START ENTRIES SUPPLIED
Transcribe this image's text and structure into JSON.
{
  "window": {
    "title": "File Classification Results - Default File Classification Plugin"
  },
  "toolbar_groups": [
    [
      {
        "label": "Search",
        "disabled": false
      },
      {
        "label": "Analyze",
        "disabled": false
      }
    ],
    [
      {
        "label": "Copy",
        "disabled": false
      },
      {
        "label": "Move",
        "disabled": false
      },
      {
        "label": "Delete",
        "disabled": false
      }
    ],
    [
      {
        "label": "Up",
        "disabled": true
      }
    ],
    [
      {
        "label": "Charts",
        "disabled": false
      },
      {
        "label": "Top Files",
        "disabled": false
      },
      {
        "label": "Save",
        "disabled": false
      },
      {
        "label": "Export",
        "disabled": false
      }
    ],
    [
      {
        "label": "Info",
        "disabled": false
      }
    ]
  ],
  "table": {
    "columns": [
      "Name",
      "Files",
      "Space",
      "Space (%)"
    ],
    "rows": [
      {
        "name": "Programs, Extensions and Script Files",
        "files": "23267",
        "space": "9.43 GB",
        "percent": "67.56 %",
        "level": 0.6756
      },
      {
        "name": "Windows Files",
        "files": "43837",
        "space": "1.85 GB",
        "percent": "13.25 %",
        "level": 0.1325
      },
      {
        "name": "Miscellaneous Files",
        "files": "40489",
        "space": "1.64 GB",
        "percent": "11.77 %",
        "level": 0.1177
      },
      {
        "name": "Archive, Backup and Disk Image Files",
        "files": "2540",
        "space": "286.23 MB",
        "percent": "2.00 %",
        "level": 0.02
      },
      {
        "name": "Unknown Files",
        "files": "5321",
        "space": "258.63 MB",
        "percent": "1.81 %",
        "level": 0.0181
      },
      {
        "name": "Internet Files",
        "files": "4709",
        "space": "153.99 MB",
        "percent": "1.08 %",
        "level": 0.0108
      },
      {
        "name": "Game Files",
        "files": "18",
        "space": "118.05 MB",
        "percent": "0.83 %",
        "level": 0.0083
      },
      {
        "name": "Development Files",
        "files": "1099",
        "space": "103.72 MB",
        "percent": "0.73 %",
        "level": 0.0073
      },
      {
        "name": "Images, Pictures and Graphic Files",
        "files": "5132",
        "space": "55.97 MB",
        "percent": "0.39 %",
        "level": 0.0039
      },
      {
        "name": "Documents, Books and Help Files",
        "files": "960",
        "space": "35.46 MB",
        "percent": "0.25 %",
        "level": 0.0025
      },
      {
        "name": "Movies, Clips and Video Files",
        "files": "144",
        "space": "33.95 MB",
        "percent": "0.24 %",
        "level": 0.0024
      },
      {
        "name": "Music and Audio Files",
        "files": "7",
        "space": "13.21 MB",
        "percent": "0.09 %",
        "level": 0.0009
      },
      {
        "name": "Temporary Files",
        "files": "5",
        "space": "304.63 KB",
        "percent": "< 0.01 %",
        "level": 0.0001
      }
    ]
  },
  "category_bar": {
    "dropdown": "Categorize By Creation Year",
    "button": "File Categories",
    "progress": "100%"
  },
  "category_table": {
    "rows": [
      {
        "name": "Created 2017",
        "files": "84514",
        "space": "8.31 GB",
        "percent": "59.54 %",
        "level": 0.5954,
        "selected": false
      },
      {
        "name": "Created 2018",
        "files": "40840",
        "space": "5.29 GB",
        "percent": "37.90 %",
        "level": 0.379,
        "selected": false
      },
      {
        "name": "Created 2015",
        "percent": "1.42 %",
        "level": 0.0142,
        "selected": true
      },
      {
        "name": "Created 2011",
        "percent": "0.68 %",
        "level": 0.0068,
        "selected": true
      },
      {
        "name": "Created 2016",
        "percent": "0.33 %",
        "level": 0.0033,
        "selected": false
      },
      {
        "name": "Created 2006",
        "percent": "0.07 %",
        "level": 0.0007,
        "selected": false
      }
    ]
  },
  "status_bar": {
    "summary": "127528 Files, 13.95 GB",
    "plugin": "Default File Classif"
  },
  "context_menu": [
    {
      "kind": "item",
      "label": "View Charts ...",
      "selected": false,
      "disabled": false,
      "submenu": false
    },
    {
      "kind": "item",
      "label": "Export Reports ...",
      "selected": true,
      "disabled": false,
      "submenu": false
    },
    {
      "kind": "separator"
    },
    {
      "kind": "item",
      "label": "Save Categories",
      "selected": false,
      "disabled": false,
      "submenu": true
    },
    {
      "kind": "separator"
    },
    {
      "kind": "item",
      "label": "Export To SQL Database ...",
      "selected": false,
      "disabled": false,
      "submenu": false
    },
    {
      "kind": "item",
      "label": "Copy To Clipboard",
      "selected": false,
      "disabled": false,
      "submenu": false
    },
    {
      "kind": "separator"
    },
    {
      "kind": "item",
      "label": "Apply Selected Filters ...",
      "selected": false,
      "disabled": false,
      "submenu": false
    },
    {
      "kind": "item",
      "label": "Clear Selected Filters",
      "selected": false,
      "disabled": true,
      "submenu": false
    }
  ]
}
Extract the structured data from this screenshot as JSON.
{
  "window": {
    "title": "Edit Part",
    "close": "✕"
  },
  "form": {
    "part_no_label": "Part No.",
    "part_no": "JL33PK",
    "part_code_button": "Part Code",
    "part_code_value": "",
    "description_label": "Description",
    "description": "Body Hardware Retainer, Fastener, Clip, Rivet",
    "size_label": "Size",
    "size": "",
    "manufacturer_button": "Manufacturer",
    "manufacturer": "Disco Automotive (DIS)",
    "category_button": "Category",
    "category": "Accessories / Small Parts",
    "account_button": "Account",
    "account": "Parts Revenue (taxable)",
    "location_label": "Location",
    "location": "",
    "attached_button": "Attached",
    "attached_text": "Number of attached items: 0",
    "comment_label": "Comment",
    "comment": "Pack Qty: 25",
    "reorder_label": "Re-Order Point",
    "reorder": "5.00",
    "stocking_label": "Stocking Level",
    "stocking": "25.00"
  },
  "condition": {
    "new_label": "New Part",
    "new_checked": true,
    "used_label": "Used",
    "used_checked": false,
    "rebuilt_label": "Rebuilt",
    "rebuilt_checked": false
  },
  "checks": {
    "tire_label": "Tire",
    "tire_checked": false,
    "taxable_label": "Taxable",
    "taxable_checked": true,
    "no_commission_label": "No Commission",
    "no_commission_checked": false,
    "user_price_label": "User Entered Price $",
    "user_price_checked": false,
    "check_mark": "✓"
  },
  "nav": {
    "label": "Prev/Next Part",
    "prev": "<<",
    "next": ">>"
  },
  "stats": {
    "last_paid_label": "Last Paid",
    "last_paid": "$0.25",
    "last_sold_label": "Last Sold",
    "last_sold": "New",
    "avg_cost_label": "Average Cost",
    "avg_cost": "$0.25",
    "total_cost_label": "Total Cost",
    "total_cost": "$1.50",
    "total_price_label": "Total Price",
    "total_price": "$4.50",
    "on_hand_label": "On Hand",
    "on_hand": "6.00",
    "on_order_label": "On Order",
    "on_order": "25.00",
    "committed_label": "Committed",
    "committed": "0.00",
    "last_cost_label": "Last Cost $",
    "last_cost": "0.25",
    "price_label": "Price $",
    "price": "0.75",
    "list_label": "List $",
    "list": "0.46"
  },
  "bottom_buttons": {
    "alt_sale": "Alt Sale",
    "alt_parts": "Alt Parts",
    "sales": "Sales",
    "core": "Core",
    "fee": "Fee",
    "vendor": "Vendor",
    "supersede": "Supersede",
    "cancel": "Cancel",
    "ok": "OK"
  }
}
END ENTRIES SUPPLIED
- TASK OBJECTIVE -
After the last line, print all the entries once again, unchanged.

- RESPONSE BELOW -
Transcribe this image's text and structure into JSON.
{
  "window": {
    "title": "File Classification Results - Default File Classification Plugin"
  },
  "toolbar_groups": [
    [
      {
        "label": "Search",
        "disabled": false
      },
      {
        "label": "Analyze",
        "disabled": false
      }
    ],
    [
      {
        "label": "Copy",
        "disabled": false
      },
      {
        "label": "Move",
        "disabled": false
      },
      {
        "label": "Delete",
        "disabled": false
      }
    ],
    [
      {
        "label": "Up",
        "disabled": true
      }
    ],
    [
      {
        "label": "Charts",
        "disabled": false
      },
      {
        "label": "Top Files",
        "disabled": false
      },
      {
        "label": "Save",
        "disabled": false
      },
      {
        "label": "Export",
        "disabled": false
      }
    ],
    [
      {
        "label": "Info",
        "disabled": false
      }
    ]
  ],
  "table": {
    "columns": [
      "Name",
      "Files",
      "Space",
      "Space (%)"
    ],
    "rows": [
      {
        "name": "Programs, Extensions and Script Files",
        "files": "23267",
        "space": "9.43 GB",
        "percent": "67.56 %",
        "level": 0.6756
      },
      {
        "name": "Windows Files",
        "files": "43837",
        "space": "1.85 GB",
        "percent": "13.25 %",
        "level": 0.1325
      },
      {
        "name": "Miscellaneous Files",
        "files": "40489",
        "space": "1.64 GB",
        "percent": "11.77 %",
        "level": 0.1177
      },
      {
        "name": "Archive, Backup and Disk Image Files",
        "files": "2540",
        "space": "286.23 MB",
        "percent": "2.00 %",
        "level": 0.02
      },
      {
        "name": "Unknown Files",
        "files": "5321",
        "space": "258.63 MB",
        "percent": "1.81 %",
        "level": 0.0181
      },
      {
        "name": "Internet Files",
        "files": "4709",
        "space": "153.99 MB",
        "percent": "1.08 %",
        "level": 0.0108
      },
      {
        "name": "Game Files",
        "files": "18",
        "space": "118.05 MB",
        "percent": "0.83 %",
        "level": 0.0083
      },
      {
        "name": "Development Files",
        "files": "1099",
        "space": "103.72 MB",
        "percent": "0.73 %",
        "level": 0.0073
      },
      {
        "name": "Images, Pictures and Graphic Files",
        "files": "5132",
        "space": "55.97 MB",
        "percent": "0.39 %",
        "level": 0.0039
      },
      {
        "name": "Documents, Books and Help Files",
        "files": "960",
        "space": "35.46 MB",
        "percent": "0.25 %",
        "level": 0.0025
      },
      {
        "name": "Movies, Clips and Video Files",
        "files": "144",
        "space": "33.95 MB",
        "percent": "0.24 %",
        "level": 0.0024
      },
      {
        "name": "Music and Audio Files",
        "files": "7",
        "space": "13.21 MB",
        "percent": "0.09 %",
        "level": 0.0009
      },
      {
        "name": "Temporary Files",
        "files": "5",
        "space": "304.63 KB",
        "percent": "< 0.01 %",
        "level": 0.0001
      }
    ]
  },
  "category_bar": {
    "dropdown": "Categorize By Creation Year",
    "button": "File Categories",
    "progress": "100%"
  },
  "category_table": {
    "rows": [
      {
        "name": "Created 2017",
        "files": "84514",
        "space": "8.31 GB",
        "percent": "59.54 %",
        "level": 0.5954,
        "selected": false
      },
      {
        "name": "Created 2018",
        "files": "40840",
        "space": "5.29 GB",
        "percent": "37.90 %",
        "level": 0.379,
        "selected": false
      },
      {
        "name": "Created 2015",
        "percent": "1.42 %",
        "level": 0.0142,
        "selected": true
      },
      {
        "name": "Created 2011",
        "percent": "0.68 %",
        "level": 0.0068,
        "selected": true
      },
      {
        "name": "Created 2016",
        "percent": "0.33 %",
        "level": 0.0033,
        "selected": false
      },
      {
        "name": "Created 2006",
        "percent": "0.07 %",
        "level": 0.0007,
        "selected": false
      }
    ]
  },
  "status_bar": {
    "summary": "127528 Files, 13.95 GB",
    "plugin": "Default File Classif"
  },
  "context_menu": [
    {
      "kind": "item",
      "label": "View Charts ...",
      "selected": false,
      "disabled": false,
      "submenu": false
    },
    {
      "kind": "item",
      "label": "Export Reports ...",
      "selected": true,
      "disabled": false,
      "submenu": false
    },
    {
      "kind": "separator"
    },
    {
      "kind": "item",
      "label": "Save Categories",
      "selected": false,
      "disabled": false,
      "submenu": true
    },
    {
      "kind": "separator"
    },
    {
      "kind": "item",
      "label": "Export To SQL Database ...",
      "selected": false,
      "disabled": false,
      "submenu": false
    },
    {
      "kind": "item",
      "label": "Copy To Clipboard",
      "selected": false,
      "disabled": false,
      "submenu": false
    },
    {
      "kind": "separator"
    },
    {
      "kind": "item",
      "label": "Apply Selected Filters ...",
      "selected": false,
      "disabled": false,
      "submenu": false
    },
    {
      "kind": "item",
      "label": "Clear Selected Filters",
      "selected": false,
      "disabled": true,
      "submenu": false
    }
  ]
}
Extract the structured data from this screenshot as JSON.
{
  "window": {
    "title": "Edit Part",
    "close": "✕"
  },
  "form": {
    "part_no_label": "Part No.",
    "part_no": "JL33PK",
    "part_code_button": "Part Code",
    "part_code_value": "",
    "description_label": "Description",
    "description": "Body Hardware Retainer, Fastener, Clip, Rivet",
    "size_label": "Size",
    "size": "",
    "manufacturer_button": "Manufacturer",
    "manufacturer": "Disco Automotive (DIS)",
    "category_button": "Category",
    "category": "Accessories / Small Parts",
    "account_button": "Account",
    "account": "Parts Revenue (taxable)",
    "location_label": "Location",
    "location": "",
    "attached_button": "Attached",
    "attached_text": "Number of attached items: 0",
    "comment_label": "Comment",
    "comment": "Pack Qty: 25",
    "reorder_label": "Re-Order Point",
    "reorder": "5.00",
    "stocking_label": "Stocking Level",
    "stocking": "25.00"
  },
  "condition": {
    "new_label": "New Part",
    "new_checked": true,
    "used_label": "Used",
    "used_checked": false,
    "rebuilt_label": "Rebuilt",
    "rebuilt_checked": false
  },
  "checks": {
    "tire_label": "Tire",
    "tire_checked": false,
    "taxable_label": "Taxable",
    "taxable_checked": true,
    "no_commission_label": "No Commission",
    "no_commission_checked": false,
    "user_price_label": "User Entered Price $",
    "user_price_checked": false,
    "check_mark": "✓"
  },
  "nav": {
    "label": "Prev/Next Part",
    "prev": "<<",
    "next": ">>"
  },
  "stats": {
    "last_paid_label": "Last Paid",
    "last_paid": "$0.25",
    "last_sold_label": "Last Sold",
    "last_sold": "New",
    "avg_cost_label": "Average Cost",
    "avg_cost": "$0.25",
    "total_cost_label": "Total Cost",
    "total_cost": "$1.50",
    "total_price_label": "Total Price",
    "total_price": "$4.50",
    "on_hand_label": "On Hand",
    "on_hand": "6.00",
    "on_order_label": "On Order",
    "on_order": "25.00",
    "committed_label": "Committed",
    "committed": "0.00",
    "last_cost_label": "Last Cost $",
    "last_cost": "0.25",
    "price_label": "Price $",
    "price": "0.75",
    "list_label": "List $",
    "list": "0.46"
  },
  "bottom_buttons": {
    "alt_sale": "Alt Sale",
    "alt_parts": "Alt Parts",
    "sales": "Sales",
    "core": "Core",
    "fee": "Fee",
    "vendor": "Vendor",
    "supersede": "Supersede",
    "cancel": "Cancel",
    "ok": "OK"
  }
}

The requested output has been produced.